The minimum resolvable temperature difference (MRTD) and to a lesser extent the minimum detectable temperature difference (MDTD) are two of the primary criteria used in evaluating the performance of thermal imaging systems. They are used both at the design stage, where they are calculated from known parameters of the system, as well as in acceptance testing of production systems. The measurement of MRTD requires the operator to judge the point at which the temperature difference of a 4-bar target is sufficient for the target to be just resolved. It therefore contains a subjective element which results in measurements done by different observers frequently yielding significantly different values. There is considerable pressure from purshasers, manufacturers and users of thermal imagers to find an objective alternative to this subjective measurement. This paper describes two techniques for obtaining an objective measurement of MRTD which are currently being developed by the authors and discusses some of the difficulties associated with producing an acceptable approach to this problem.
T. L. Williams,
N. T. Davidson,

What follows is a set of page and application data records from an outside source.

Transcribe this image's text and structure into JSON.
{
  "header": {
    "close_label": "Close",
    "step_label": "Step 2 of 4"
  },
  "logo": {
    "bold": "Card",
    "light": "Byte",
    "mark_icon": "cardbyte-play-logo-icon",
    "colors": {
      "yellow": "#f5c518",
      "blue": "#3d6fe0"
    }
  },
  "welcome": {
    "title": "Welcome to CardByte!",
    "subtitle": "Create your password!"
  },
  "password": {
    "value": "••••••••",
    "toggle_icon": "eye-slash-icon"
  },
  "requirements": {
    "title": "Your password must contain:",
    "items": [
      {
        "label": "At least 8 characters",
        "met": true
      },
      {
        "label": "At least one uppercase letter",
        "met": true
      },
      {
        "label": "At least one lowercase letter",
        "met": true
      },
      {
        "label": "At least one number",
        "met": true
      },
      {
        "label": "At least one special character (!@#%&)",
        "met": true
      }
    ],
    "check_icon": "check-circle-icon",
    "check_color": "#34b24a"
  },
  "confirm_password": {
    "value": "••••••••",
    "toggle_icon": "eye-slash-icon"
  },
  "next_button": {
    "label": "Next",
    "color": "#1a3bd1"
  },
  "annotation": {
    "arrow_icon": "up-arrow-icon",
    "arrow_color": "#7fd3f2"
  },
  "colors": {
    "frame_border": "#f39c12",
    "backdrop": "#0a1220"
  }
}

"Objective Measurement Of MRTD", Proc. SPIE 0916, Infrared Systems--Design and Testing, (11 October 1988); doi: 10.1117/12.945566; https://doi.org/10.1117/12.945566